If you can’t get your hands on a Justin Verlander, Clayton Kershaw, Felix Hernandez, David Price, or (maybe) Stephen Strasburg, you’d have a hard time finding a better fantasy ace than Cole Hamels or Matt Cain. These two have a bit of history with each other, as they each homered against the other in the same inning of a game last season. Fortunately, they won’t have to face each other a heck of a lot.
The two are ranked incredibly close to each other. We have Cain ranked at 39 and Hamels at 40, while ESPN has them at 30 and 33, with the nod going to Cain. Should they be that close? Should Hamels actually be higher than Cain? Let’s find out.
Alright, this category can be a little tricky to figure out, as you’re relying as much on run support and good late-inning bullpen work as you are your own performance. Still, let’s do the best that we can.
Based on 2012, you’d have to give the edge to Cain. The Giants won 94 games, while the Phillies won 81, also scoring more runs and boasting a better bullpen, especially in the late innings. The problem with that is if you eliminate 2012 from the equation, you’d have to go back to 2004 to find a year where the Giants won more regular season games than Philadelphia.

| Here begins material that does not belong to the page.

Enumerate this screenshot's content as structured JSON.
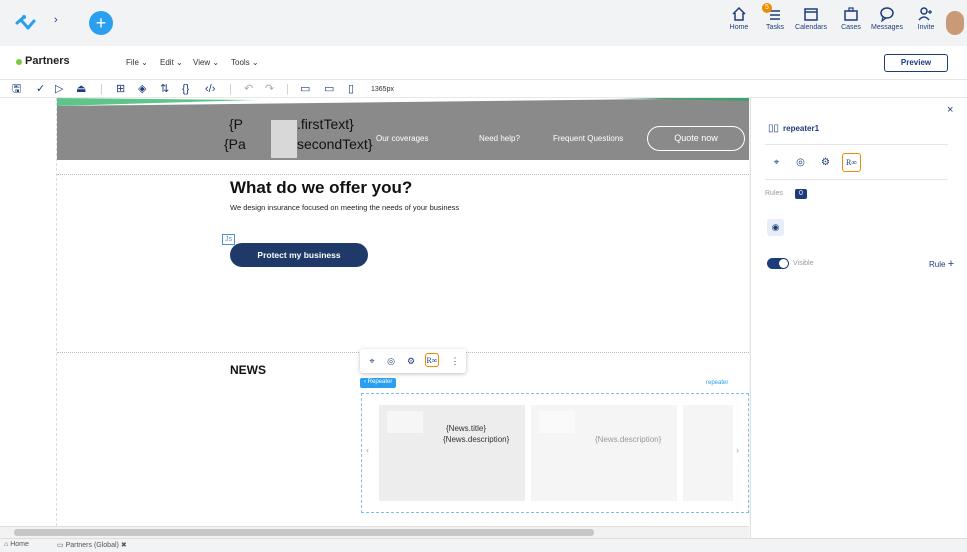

Neither are what you’d call young teams, but the heart of the Giants order (Buster Posey – 26, Pablo Sandoval – 26 , Hunter Pence – 30), have a bit fewer question marks than like likes of Ryan Howard – 33, Chase Utley – 34, and Jimmy Rollins – 34, who all have a recent injury history.
The only other thing to look at is their innings pitched, to see who will put himself in position to win more games. Those are historically comparable between these two, so you’d have to think they’ll be right around there again.
The edge has gone to Hamels in each of the last few years, but not by much. Again, wins are hard to predict but looking at all factors, the edge goes to Cain here, even if only slightly.
This one is much less complex. Cain is a power pitcher and can certainly record some strikeouts, but he’s at his best when he mixes speeds and locations. His pitches don’t necessarily miss bats, but the contact is usually not especially loud. He won’t drain your strikeout total, but he’s never struck out more than 193 batters.
Hamels is a little different, as strikeouts are more a part of his game. Year in and year our, he’s struck hitters out at a better rate than Cain, going over 200 in two of the last three seasons, fanning 194 in the other year.
If Hamels’ worst season over the last three years is one better than Cain’s career high, you’d have to give the nod to Hamels here, in a moderately big way.
Hamels does miss more bats, so “luck” is less of a factor, but Cain’s pitching style is so straightforward and powerful that you’d have to be way too picky to focus on his higher contact rates.
The other thing to focus on here is the home park. San Francisco’s AT&T Park is far more pitcher-friendly than Philadelphia’s Citizen’s Bank Park. When pitching at his home park, Cain can get away with a lot more contact than Hamels can. The proof there is that Cain’s career ERA at home is 2.98, while Hamels is 3.20.
Those are both very solid and come down a matter of a few runs, but you have to give the edge to the guy who pitches in the better environment most of the time, so the edge belongs to Cain.
Now, if you have either one of these guys on the team, he’s probably your best pitcher. So you have ask yourself if you prefer a higher risk/reward discrepancy here, or a more reliably total.
If you tell me right now that one of these guys will have a WHIP below 1.00 in 2013, my guess is that it will be Hamels. Conversely, if you were to tell me that one of those guys will have a WHIP above 1.10, it would also be Hamels. Mind you, that’s not a bad total, but Cain’s had the better WHIP in two of the last three years, coming in between 1.00 and 1.09 in every one of those years. The worst Hamels has done in that period is 1.179, but he’s also been under 1.00 once.
Personally, I’ll go with the more reliable guy here and say that Cain’s the guy to go with. Hamels isn’t much of a gamble, but he’s not quite the sure thing here that Cain is.
If you’re in a snake draft with two close picks, I’d consider going with both of those guys. The biggest edge of this group goes to Hamels, but Cain is stronger in more areas.
So, if you could only have one, take Matt Cain to anchor your staff.